    Rose lived in many different places when she was young, but spent her last years in Danbury. She loved to travel all over the world. Her mother, Laura Ingalls Wilder, wrote the Little House on the Prairie books.


Marian Anderson (1897-1993)

Marian Anderson was a famous singer. She was born in Philadelphia and learned to sing there. Marian traveled and performed her music all over the world. She sang all kinds of music in many languages. She was the first African-American woman to sing at the Metropolitan Opera House. 

In 1939 she was to give a concert at Constitution Hall in Washington, D.C., but the owners of Constitution Hall would not allow her to sing there because she was African American. Eleanor Roosevelt, the First Lady of the U.S., arranged for Marian Anderson to sing at the Lincoln Memorial in Washington, D.C. instead. Over 75,000 people saw her sing there. Many more watched her on TV or listened to her on the radio. Marian Anderson lived with her husband in Danbury for more than fifty years. You can visit her music studio at the Danbury Museum on Main Street.

Educators Corner

School Visits Grade 3

School Visits Grade 3

School Visits Grade 3


Then and Now: Museum staff will visit Danbury Public Schools with a multimedia presentation that features vintage photographs of Danbury to introduce our rich history to third grade students.

Field Trip Fun: Danbury Public School students visit the museum to tour the four historic buildings on our Main Street campus. Tours are led by living history experts who bring Danbury's unique story to life. For the afternoon session, groups can experience Danbury's Museum in the Streets program by taking a walk through our Downtown Historic District followed by a visit to the Danbury Railway Museum or the Still River Greenway. 

School Visits Grade 5

School Visits Grade 3

School Visits Grade 3


Surviving the 18th Century:
Danbury Public School students spend a day at the Danbury Museum with 18th century re-enactors.
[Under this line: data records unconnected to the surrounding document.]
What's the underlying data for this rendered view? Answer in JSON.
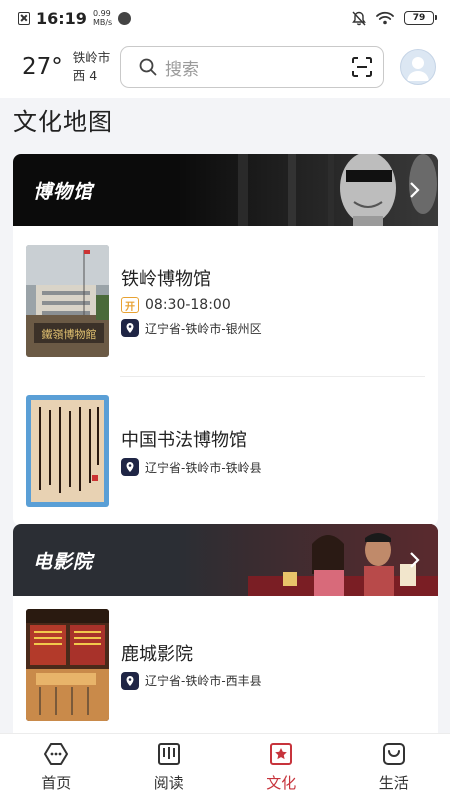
{
  "status_bar": {
    "time": "16:19",
    "net_speed_value": "0.99",
    "net_speed_unit": "MB/s",
    "battery": "79",
    "icons": [
      "x-notification-icon",
      "app-dot-icon",
      "mute-bell-icon",
      "wifi-icon",
      "battery-icon"
    ]
  },
  "header": {
    "temperature": "27°",
    "city": "铁岭市",
    "wind": "西 4",
    "search_placeholder": "搜索",
    "icons": [
      "search-icon",
      "scan-icon",
      "avatar-icon"
    ]
  },
  "page_title": "文化地图",
  "sections": [
    {
      "title": "博物馆",
      "items": [
        {
          "name": "铁岭博物馆",
          "open_badge": "开",
          "hours": "08:30-18:00",
          "address": "辽宁省-铁岭市-银州区"
        },
        {
          "name": "中国书法博物馆",
          "address": "辽宁省-铁岭市-铁岭县"
        }
      ]
    },
    {
      "title": "电影院",
      "items": [
        {
          "name": "鹿城影院",
          "address": "辽宁省-铁岭市-西丰县"
        }
      ]
    }
  ],
  "bottom_nav": [
    {
      "label": "首页",
      "icon": "home-chat-icon",
      "active": false
    },
    {
      "label": "阅读",
      "icon": "book-icon",
      "active": false
    },
    {
      "label": "文化",
      "icon": "culture-star-icon",
      "active": true
    },
    {
      "label": "生活",
      "icon": "life-bag-icon",
      "active": false
    }
  ],
  "colors": {
    "accent": "#c7343c",
    "pin": "#1f2545",
    "open_badge": "#e8a232"
  }
}
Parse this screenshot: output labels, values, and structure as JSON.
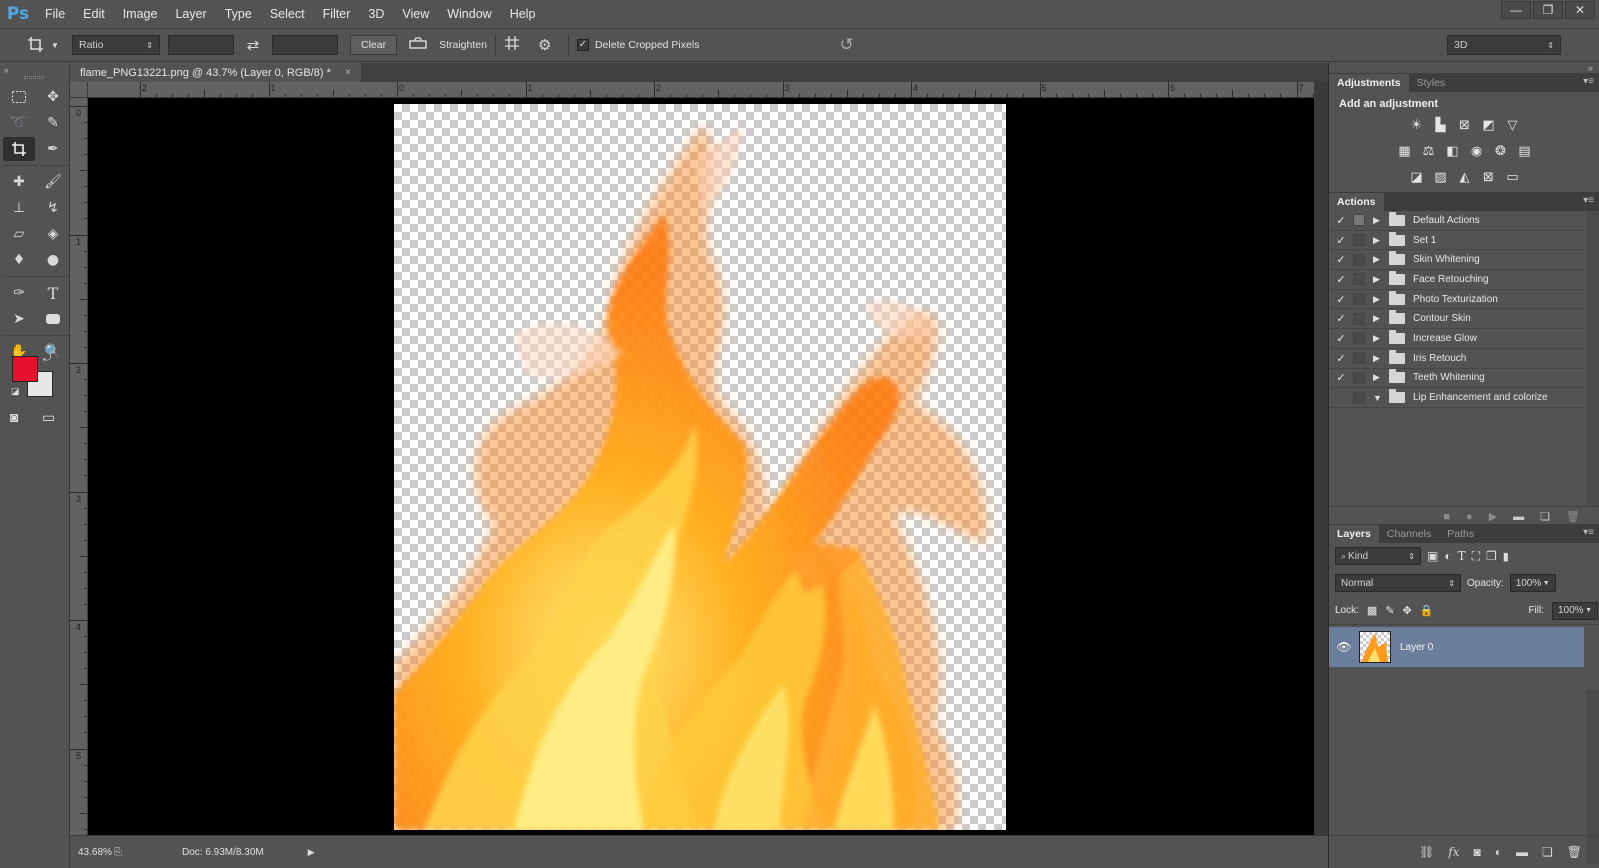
{
  "app": {
    "logo": "Ps",
    "menu": [
      "File",
      "Edit",
      "Image",
      "Layer",
      "Type",
      "Select",
      "Filter",
      "3D",
      "View",
      "Window",
      "Help"
    ],
    "window_controls": [
      "—",
      "❐",
      "✕"
    ]
  },
  "options_bar": {
    "ratio_select": "Ratio",
    "clear_label": "Clear",
    "straighten_label": "Straighten",
    "delete_cropped_label": "Delete Cropped Pixels",
    "delete_cropped_checked": true,
    "workspace_select": "3D"
  },
  "document": {
    "tab_title": "flame_PNG13221.png @ 43.7% (Layer 0, RGB/8) *",
    "close_glyph": "×"
  },
  "rulers": {
    "horizontal_labels": [
      "2",
      "1",
      "0",
      "1",
      "2",
      "3",
      "4",
      "5",
      "6",
      "7"
    ],
    "vertical_labels": [
      "0",
      "1",
      "2",
      "3",
      "4",
      "5"
    ]
  },
  "status": {
    "zoom": "43.68%",
    "doc_info": "Doc: 6.93M/8.30M"
  },
  "colors": {
    "foreground": "#e8112d",
    "background": "#e6e6e6",
    "selected_layer": "#6b7e9b"
  },
  "adjustments": {
    "tabs": [
      "Adjustments",
      "Styles"
    ],
    "title": "Add an adjustment",
    "icon_rows": [
      [
        "brightness-icon",
        "levels-icon",
        "curves-icon",
        "exposure-icon",
        "vibrance-icon"
      ],
      [
        "hue-saturation-icon",
        "color-balance-icon",
        "black-white-icon",
        "photo-filter-icon",
        "channel-mixer-icon",
        "color-lookup-icon"
      ],
      [
        "invert-icon",
        "posterize-icon",
        "threshold-icon",
        "selective-color-icon",
        "gradient-map-icon"
      ]
    ]
  },
  "actions": {
    "tab": "Actions",
    "items": [
      {
        "label": "Default Actions",
        "checked": true,
        "expanded": false
      },
      {
        "label": "Set 1",
        "checked": true,
        "expanded": false
      },
      {
        "label": "Skin Whitening",
        "checked": true,
        "expanded": false
      },
      {
        "label": "Face Retouching",
        "checked": true,
        "expanded": false
      },
      {
        "label": "Photo Texturization",
        "checked": true,
        "expanded": false
      },
      {
        "label": "Contour Skin",
        "checked": true,
        "expanded": false
      },
      {
        "label": "Increase Glow",
        "checked": true,
        "expanded": false
      },
      {
        "label": "Iris Retouch",
        "checked": true,
        "expanded": false
      },
      {
        "label": "Teeth Whitening",
        "checked": true,
        "expanded": false
      },
      {
        "label": "Lip Enhancement and colorize",
        "checked": false,
        "expanded": true
      }
    ]
  },
  "layers": {
    "tabs": [
      "Layers",
      "Channels",
      "Paths"
    ],
    "filter_kind": "Kind",
    "blend_mode": "Normal",
    "opacity_label": "Opacity:",
    "opacity_value": "100%",
    "lock_label": "Lock:",
    "fill_label": "Fill:",
    "fill_value": "100%",
    "items": [
      {
        "name": "Layer 0",
        "visible": true,
        "selected": true
      }
    ]
  }
}
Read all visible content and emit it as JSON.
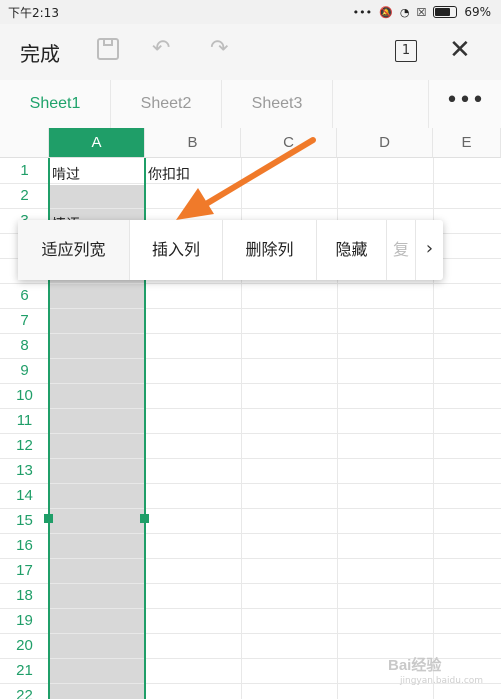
{
  "status_bar": {
    "time": "下午2:13",
    "battery": "69%"
  },
  "toolbar": {
    "done_label": "完成",
    "page_count": "1"
  },
  "sheet_tabs": [
    {
      "label": "Sheet1",
      "active": true
    },
    {
      "label": "Sheet2",
      "active": false
    },
    {
      "label": "Sheet3",
      "active": false
    }
  ],
  "grid": {
    "columns": [
      "A",
      "B",
      "C",
      "D",
      "E"
    ],
    "rows": [
      "1",
      "2",
      "3",
      "4",
      "5",
      "6",
      "7",
      "8",
      "9",
      "10",
      "11",
      "12",
      "13",
      "14",
      "15",
      "16",
      "17",
      "18",
      "19",
      "20",
      "21",
      "22"
    ],
    "selected_column": "A",
    "cells": {
      "A1": "啃过",
      "B1": "你扣扣",
      "A3": "情语"
    }
  },
  "context_menu": {
    "items": [
      "适应列宽",
      "插入列",
      "删除列",
      "隐藏"
    ],
    "partial_item": "复制",
    "next_icon": "chevron-right-icon"
  },
  "watermark": {
    "text": "Bai经验",
    "sub": "jingyan.baidu.com"
  },
  "colors": {
    "accent": "#1f9e68",
    "arrow": "#f07a2a"
  }
}
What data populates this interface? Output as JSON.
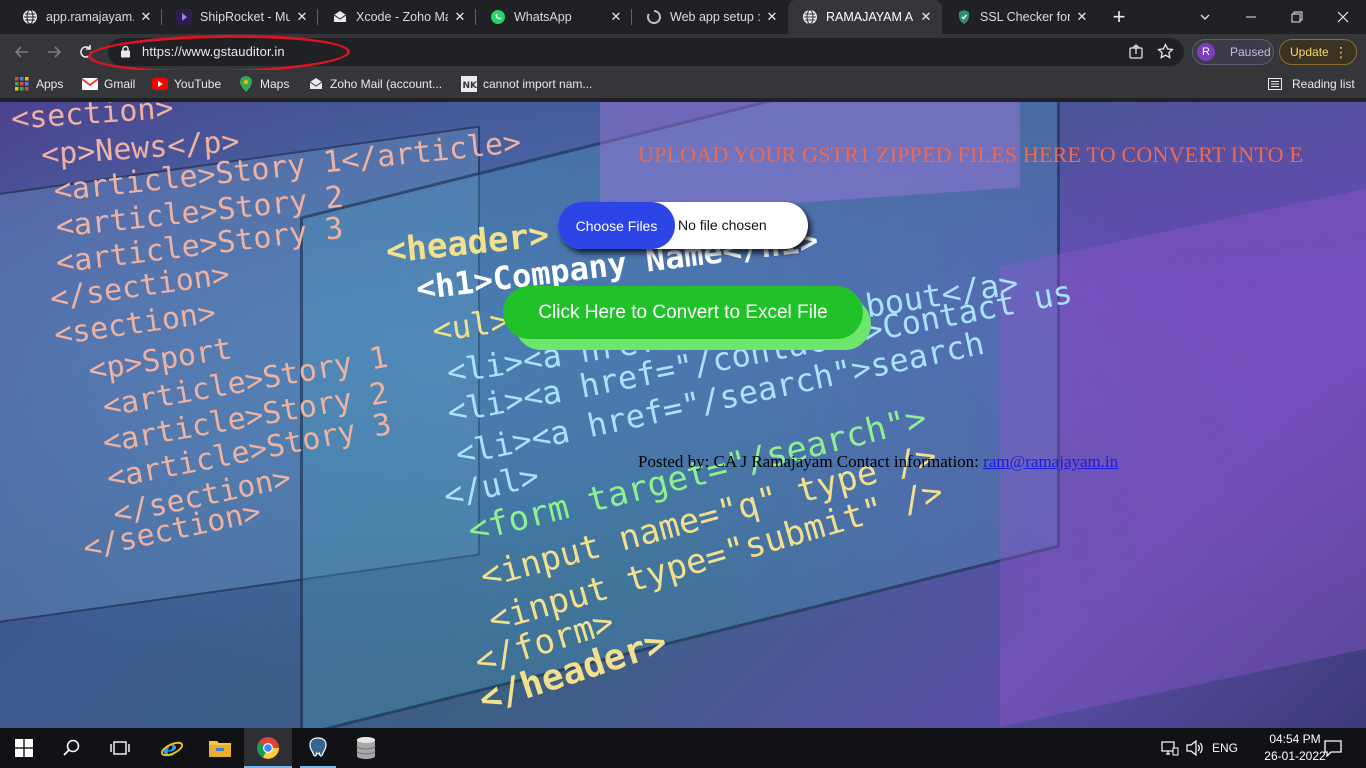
{
  "browser": {
    "tabs": [
      {
        "title": "app.ramajayam.in",
        "icon": "globe-icon",
        "active": false
      },
      {
        "title": "ShipRocket - Mul",
        "icon": "shiprocket-icon",
        "active": false
      },
      {
        "title": "Xcode - Zoho Ma",
        "icon": "zoho-mail-icon",
        "active": false
      },
      {
        "title": "WhatsApp",
        "icon": "whatsapp-icon",
        "active": false
      },
      {
        "title": "Web app setup :",
        "icon": "loading-icon",
        "active": false
      },
      {
        "title": "RAMAJAYAM AN",
        "icon": "globe-icon",
        "active": true
      },
      {
        "title": "SSL Checker for C",
        "icon": "ssl-checker-icon",
        "active": false
      }
    ],
    "new_tab_symbol": "+",
    "url": "https://www.gstauditor.in",
    "profile": {
      "initial": "R",
      "label": "Paused"
    },
    "update_label": "Update",
    "bookmarks": [
      {
        "label": "Apps",
        "icon": "apps-grid-icon"
      },
      {
        "label": "Gmail",
        "icon": "gmail-icon"
      },
      {
        "label": "YouTube",
        "icon": "youtube-icon"
      },
      {
        "label": "Maps",
        "icon": "maps-icon"
      },
      {
        "label": "Zoho Mail (account...",
        "icon": "zoho-mail-icon"
      },
      {
        "label": "cannot import nam...",
        "icon": "nk-icon"
      }
    ],
    "reading_list": "Reading list"
  },
  "page": {
    "heading": "UPLOAD YOUR GSTR1 ZIPPED FILES HERE TO CONVERT INTO E",
    "file_button": "Choose Files",
    "file_status": "No file chosen",
    "convert_button": "Click Here to Convert to Excel File",
    "posted_by": "Posted by: CA J Ramajayam Contact information: ",
    "email": "ram@ramajayam.in",
    "background_code": [
      "<section>",
      "<p>News</p>",
      "<article>Story 1</article>",
      "<article>Story 2",
      "<article>Story 3",
      "</section>",
      "<section>",
      "<p>Sport",
      "<article>Story 1",
      "<article>Story 2",
      "<article>Story 3",
      "</section>",
      "</section>",
      "<header>",
      "<h1>Company Name</h1>",
      "<ul>",
      "<li><a href=\"/about\">about</a>",
      "<li><a href=\"/contact\">Contact us",
      "<li><a href=\"/search\">search",
      "</ul>",
      "<form target=\"/search\">",
      "<input name=\"q\" type />",
      "<input type=\"submit\" />",
      "</form>",
      "</header>"
    ]
  },
  "taskbar": {
    "apps": [
      "windows-start-icon",
      "search-icon",
      "task-view-icon",
      "internet-explorer-icon",
      "file-explorer-icon",
      "chrome-icon",
      "postgresql-icon",
      "database-icon"
    ],
    "language": "ENG",
    "time": "04:54 PM",
    "date": "26-01-2022"
  },
  "colors": {
    "heading": "#ee6a51",
    "file_button": "#2d44e6",
    "convert_button": "#21c229",
    "convert_shadow": "#6ee56b",
    "url_highlight": "#e0141d",
    "link": "#1a1ae6"
  }
}
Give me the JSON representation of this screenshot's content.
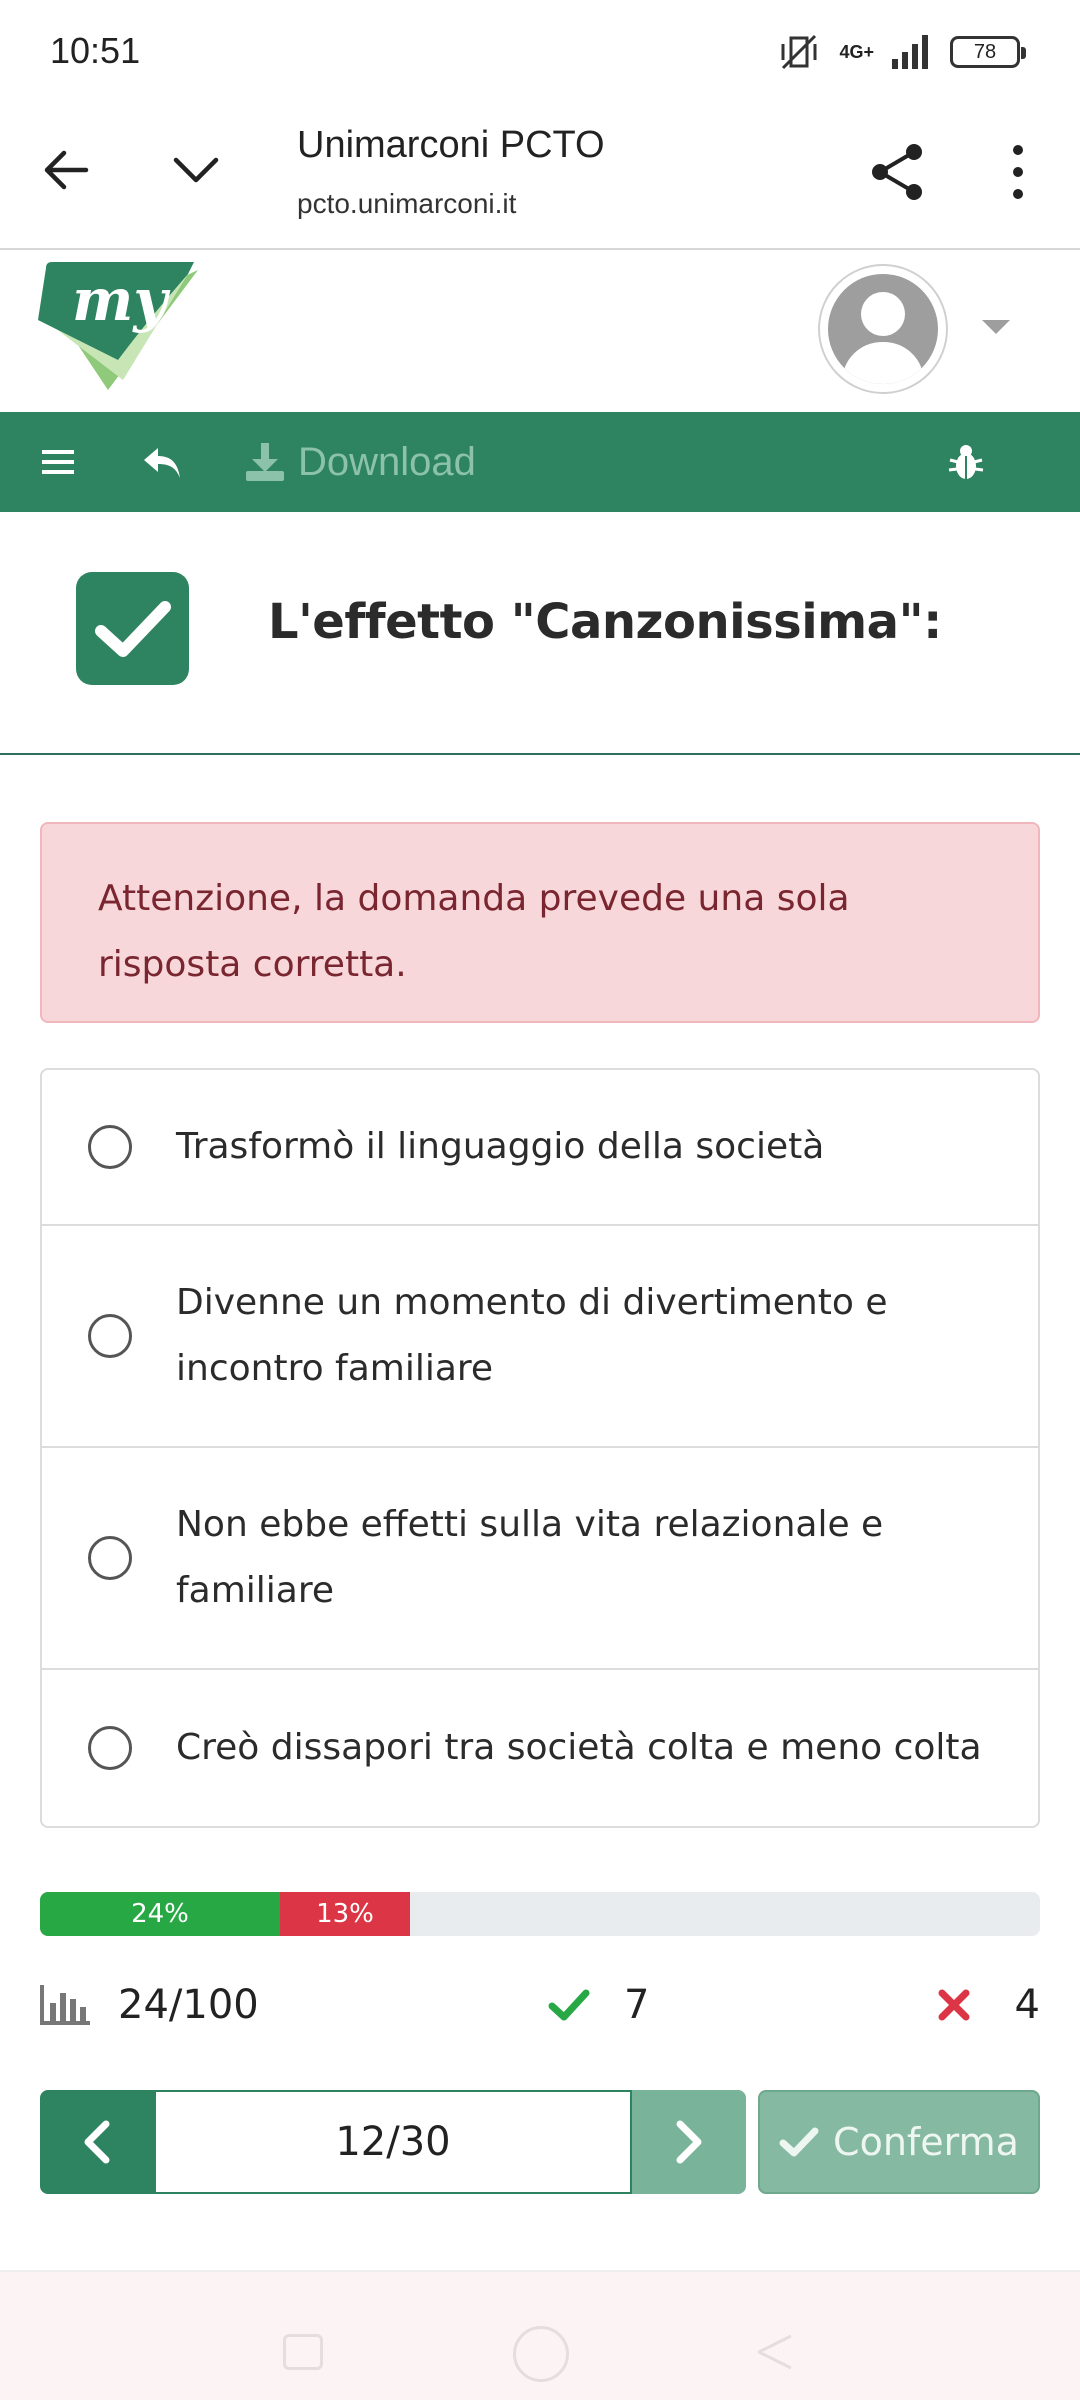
{
  "status_bar": {
    "time": "10:51",
    "network": "4G+",
    "battery": "78"
  },
  "browser": {
    "title": "Unimarconi PCTO",
    "url": "pcto.unimarconi.it"
  },
  "app": {
    "logo_text": "my"
  },
  "toolbar": {
    "download_label": "Download"
  },
  "question": {
    "title": "L'effetto \"Canzonissima\":",
    "alert": "Attenzione, la domanda prevede una sola risposta corretta.",
    "options": [
      {
        "label": "Trasformò il linguaggio della società",
        "selected": false
      },
      {
        "label": "Divenne un momento di divertimento e incontro familiare",
        "selected": false
      },
      {
        "label": "Non ebbe effetti sulla vita relazionale e familiare",
        "selected": false
      },
      {
        "label": "Creò dissapori tra società colta e meno colta",
        "selected": false
      }
    ]
  },
  "progress": {
    "correct_percent": 24,
    "wrong_percent": 13,
    "correct_label": "24%",
    "wrong_label": "13%"
  },
  "stats": {
    "score": "24/100",
    "correct": "7",
    "wrong": "4"
  },
  "navigation": {
    "page": "12/30",
    "confirm_label": "Conferma"
  },
  "colors": {
    "brand_green": "#2e8360",
    "success": "#28a745",
    "danger": "#dc3545",
    "alert_bg": "#f8d7da"
  }
}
Each re-enactor will lead an interactive session about surviving and understanding life in the 1700s. Hands-on activities include weaving, butter making, colonial games, colonial dancing, and Native American life.


School Visits Grade 3



Life in the 18th Century

This museum program is available for homeschool groups.  Please contact the museum to schedule a visit and to take advantage of this unique, educational opportunity.

Please Note:

All school programs hosted by The Danbury Museum & Historical Society support Connecticut Social Studies Frameworks 2015, Common Core Learning Standards, and both STEM & STEAM guidelines.